The more than $25 billion settlement reached Thursday with the nation’s five largest lenders involved in the mortgage meltdown is being celebrated and criticized.
After the Feb. 9 announcement, state Rep. Camille Lilly and South Austin Community Coalition’s Elce Redmond released statements to the public offering very different views about the second-largest settlement reached through numerous state attorneys general.
Lilly is applauding the agreement made with Bank of America, JPMorgan Chase, Wells Fargo, Citigroup and Ally Financial (formerly GMAC) that will provide $1 billion in assistance to those affected in Illinois.
“It’s about time that the big banks that got us into this economic crisis are held accountable,” Lilly said in a press release.
“Now we must make sure that the settlement dollars are put to good use, keeping families in their homes and allowing homeowners more time to make their house payments,” she said.
But Redmond has a different view.
“The mortgage fraud settlement being announced today is a tiny drop in a big bucket,” Redmond said in his press release.
The settlement will provide up to $2,000 in restitution to eligible borrowers who lost their homes between 2008 and Dec. 31, 2011. There is also assistance for those facing foreclosure right now and help for homeowners current on their payments but unable to refinance because they owe more on their home than it’s worth.
“It does not do justice for the millions of homeowners who lost their homes or hold the banks fully accountable for their crimes,” Redmon said.
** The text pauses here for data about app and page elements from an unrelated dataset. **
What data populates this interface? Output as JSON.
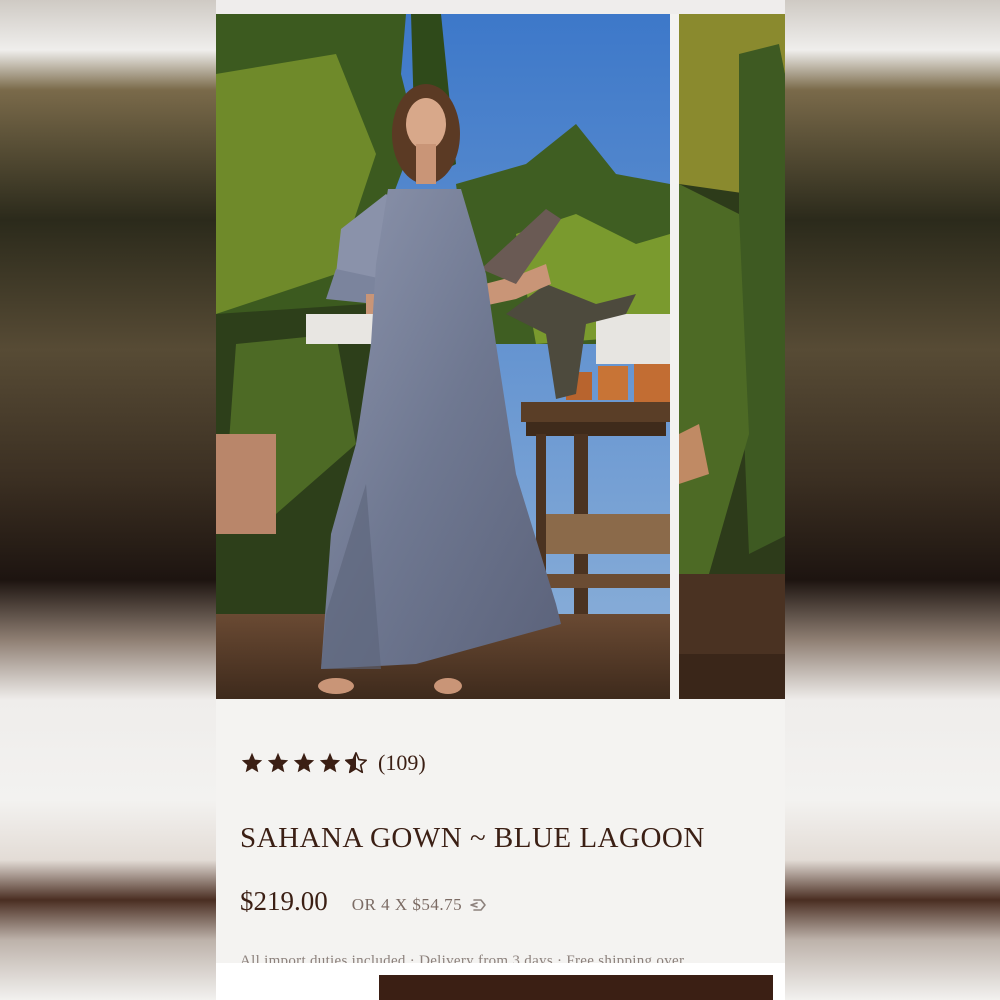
{
  "product": {
    "rating": {
      "value": 4.5,
      "max": 5,
      "count_label": "(109)"
    },
    "title": "SAHANA GOWN ~ BLUE LAGOON",
    "price": "$219.00",
    "installments": "OR 4 X $54.75",
    "shipping_note": "All import duties included · Delivery from 3 days · Free shipping over"
  },
  "icons": {
    "star": "star-icon",
    "half_star": "half-star-icon",
    "afterpay": "afterpay-icon"
  },
  "colors": {
    "brand_dark": "#3b1f14",
    "muted_text": "#7b6b64",
    "page_bg": "#f4f3f1"
  }
}
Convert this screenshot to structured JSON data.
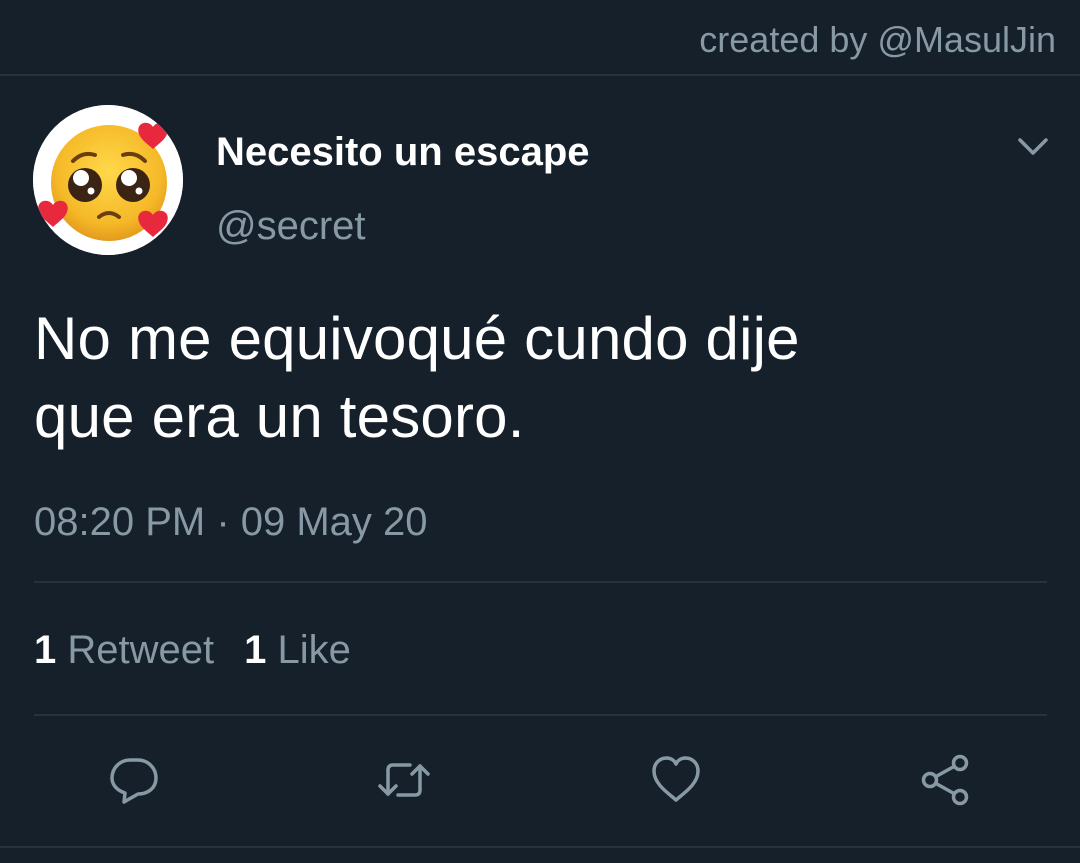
{
  "credit": "created by @MasulJin",
  "author": {
    "display_name": "Necesito un escape",
    "handle": "@secret",
    "avatar_icon": "pleading-face-with-hearts-emoji"
  },
  "tweet": {
    "text_line1": "No me equivoqué cundo dije",
    "text_line2": "que era un tesoro.",
    "timestamp": "08:20 PM · 09 May 20"
  },
  "stats": {
    "retweets_count": "1",
    "retweets_label": "Retweet",
    "likes_count": "1",
    "likes_label": "Like"
  },
  "actions": [
    "reply-icon",
    "retweet-icon",
    "like-icon",
    "share-icon"
  ],
  "colors": {
    "background": "#15202b",
    "secondary_text": "#8899a6",
    "divider": "#253341",
    "primary_text": "#ffffff"
  }
}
“For homeowners who were defrauded and lost their homes, $2,000 is too little, too late. It is a paltry down payment toward full relief for homeowners,” he said.
But Redmond said it’s at least a step in the right direction.
“Despite its flaws, the settlement announced today is stronger than it would have otherwise been because of grassroots groups and the courageous stance of attorneys general from New York, California, Nevada, Delaware and Massachusetts, who fought hard to bring more relief to homeowners and make sure that any settlement does not allow the banks to avoid accountability for fraudulent activity not yet investigated.
“Due to their work and the work of many allies, momentum is building toward broad-scale relief for homeowners,” he said.
Lilly agrees more work still needs to be done.
“To save our neighborhoods from devastating home foreclosures that bring down property values and destroy neighborhoods, we need further reforms to crack down on predatory lenders and big banks that take advantage of local residents,” Lilly said.
“We must use the momentum from this court decision to move Illinois forward and change overall standards to prevent future abuses,” she said.
You can visit Illinois Attorney General Lisa Madigan’s web site for more information and determine if you’re eligible for restitution or assistance.
Photo by Barb Duckett